Dataset content |
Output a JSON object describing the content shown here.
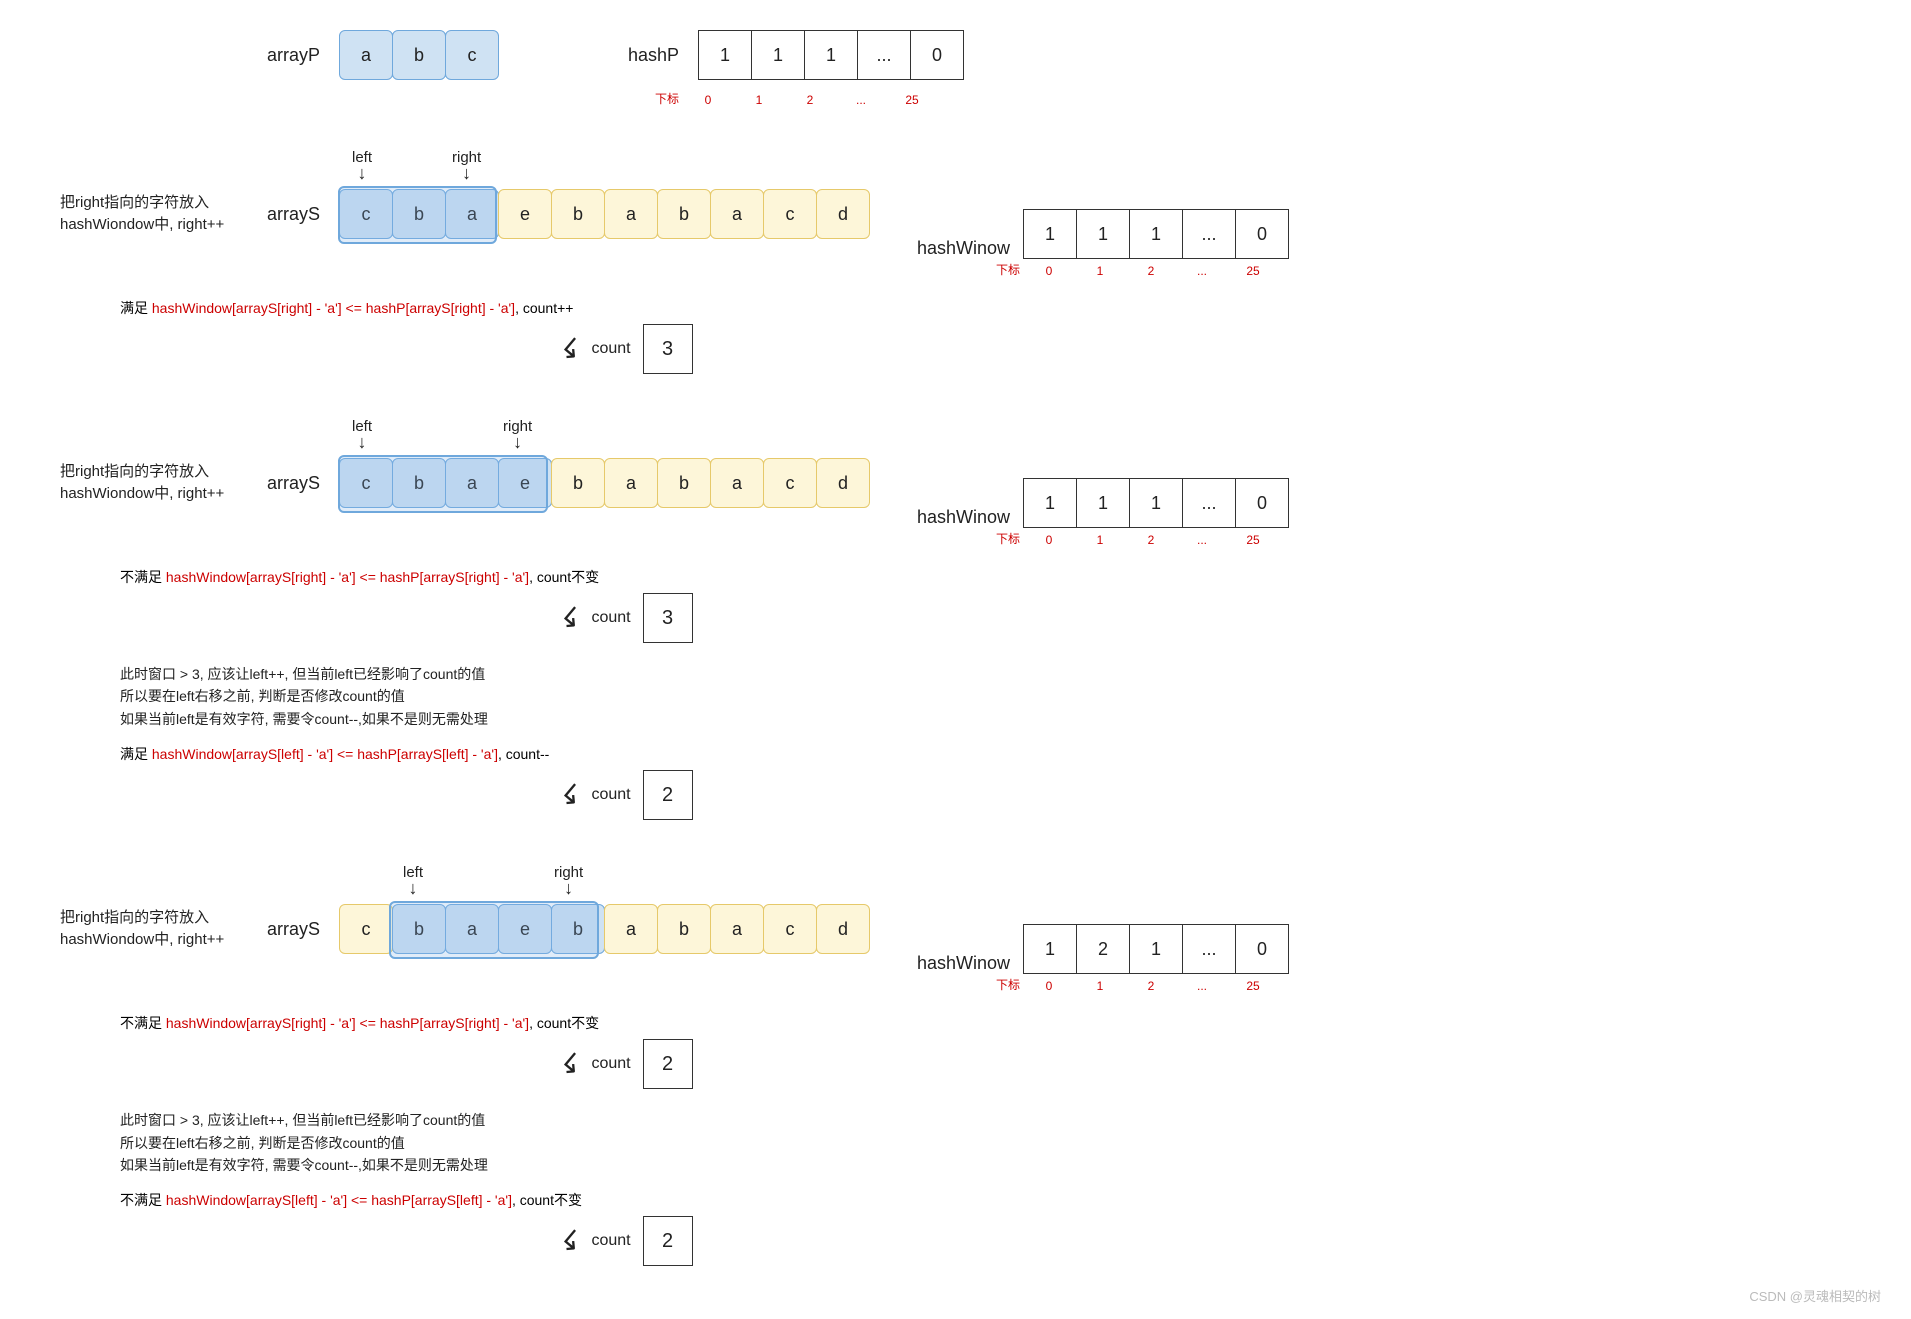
{
  "topRow": {
    "arrayP": {
      "label": "arrayP",
      "cells": [
        "a",
        "b",
        "c"
      ]
    },
    "hashP": {
      "label": "hashP",
      "cells": [
        "1",
        "1",
        "1",
        "...",
        "0"
      ],
      "idxLabel": "下标",
      "idx": [
        "0",
        "1",
        "2",
        "...",
        "25"
      ]
    }
  },
  "pointers": {
    "left": "left",
    "right": "right"
  },
  "arraySCells": [
    "c",
    "b",
    "a",
    "e",
    "b",
    "a",
    "b",
    "a",
    "c",
    "d"
  ],
  "arraySLabel": "arrayS",
  "desc": "把right指向的字符放入 hashWiondow中, right++",
  "hashWLabel": "hashWinow",
  "hashWIdxLabel": "下标",
  "hashWIdx": [
    "0",
    "1",
    "2",
    "...",
    "25"
  ],
  "countLabel": "count",
  "sections": [
    {
      "windowStart": 0,
      "windowEnd": 2,
      "leftPos": 0,
      "rightPos": 2,
      "hashW": [
        "1",
        "1",
        "1",
        "...",
        "0"
      ],
      "conds": [
        {
          "pre": "满足 ",
          "red": "hashWindow[arrayS[right] - 'a'] <= hashP[arrayS[right] - 'a']",
          "post": ", count++",
          "count": "3",
          "showCount": true
        }
      ]
    },
    {
      "windowStart": 0,
      "windowEnd": 3,
      "leftPos": 0,
      "rightPos": 3,
      "hashW": [
        "1",
        "1",
        "1",
        "...",
        "0"
      ],
      "conds": [
        {
          "pre": "不满足 ",
          "red": "hashWindow[arrayS[right] - 'a'] <= hashP[arrayS[right] - 'a']",
          "post": ", count不变",
          "count": "3",
          "showCount": true
        }
      ],
      "para": "此时窗口 > 3, 应该让left++, 但当前left已经影响了count的值\n所以要在left右移之前, 判断是否修改count的值\n如果当前left是有效字符, 需要令count--,如果不是则无需处理",
      "conds2": [
        {
          "pre": "满足 ",
          "red": "hashWindow[arrayS[left] - 'a'] <= hashP[arrayS[left] - 'a']",
          "post": ", count--",
          "count": "2",
          "showCount": true
        }
      ]
    },
    {
      "windowStart": 1,
      "windowEnd": 4,
      "leftPos": 1,
      "rightPos": 4,
      "hashW": [
        "1",
        "2",
        "1",
        "...",
        "0"
      ],
      "conds": [
        {
          "pre": "不满足 ",
          "red": "hashWindow[arrayS[right] - 'a'] <= hashP[arrayS[right] - 'a']",
          "post": ", count不变",
          "count": "2",
          "showCount": true
        }
      ],
      "para": "此时窗口 > 3, 应该让left++, 但当前left已经影响了count的值\n所以要在left右移之前, 判断是否修改count的值\n如果当前left是有效字符, 需要令count--,如果不是则无需处理",
      "conds2": [
        {
          "pre": "不满足 ",
          "red": "hashWindow[arrayS[left] - 'a'] <= hashP[arrayS[left] - 'a']",
          "post": ", count不变",
          "count": "2",
          "showCount": true
        }
      ]
    }
  ],
  "watermark": "CSDN @灵魂相契的树"
}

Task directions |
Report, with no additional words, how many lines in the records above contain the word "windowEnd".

Task output |
3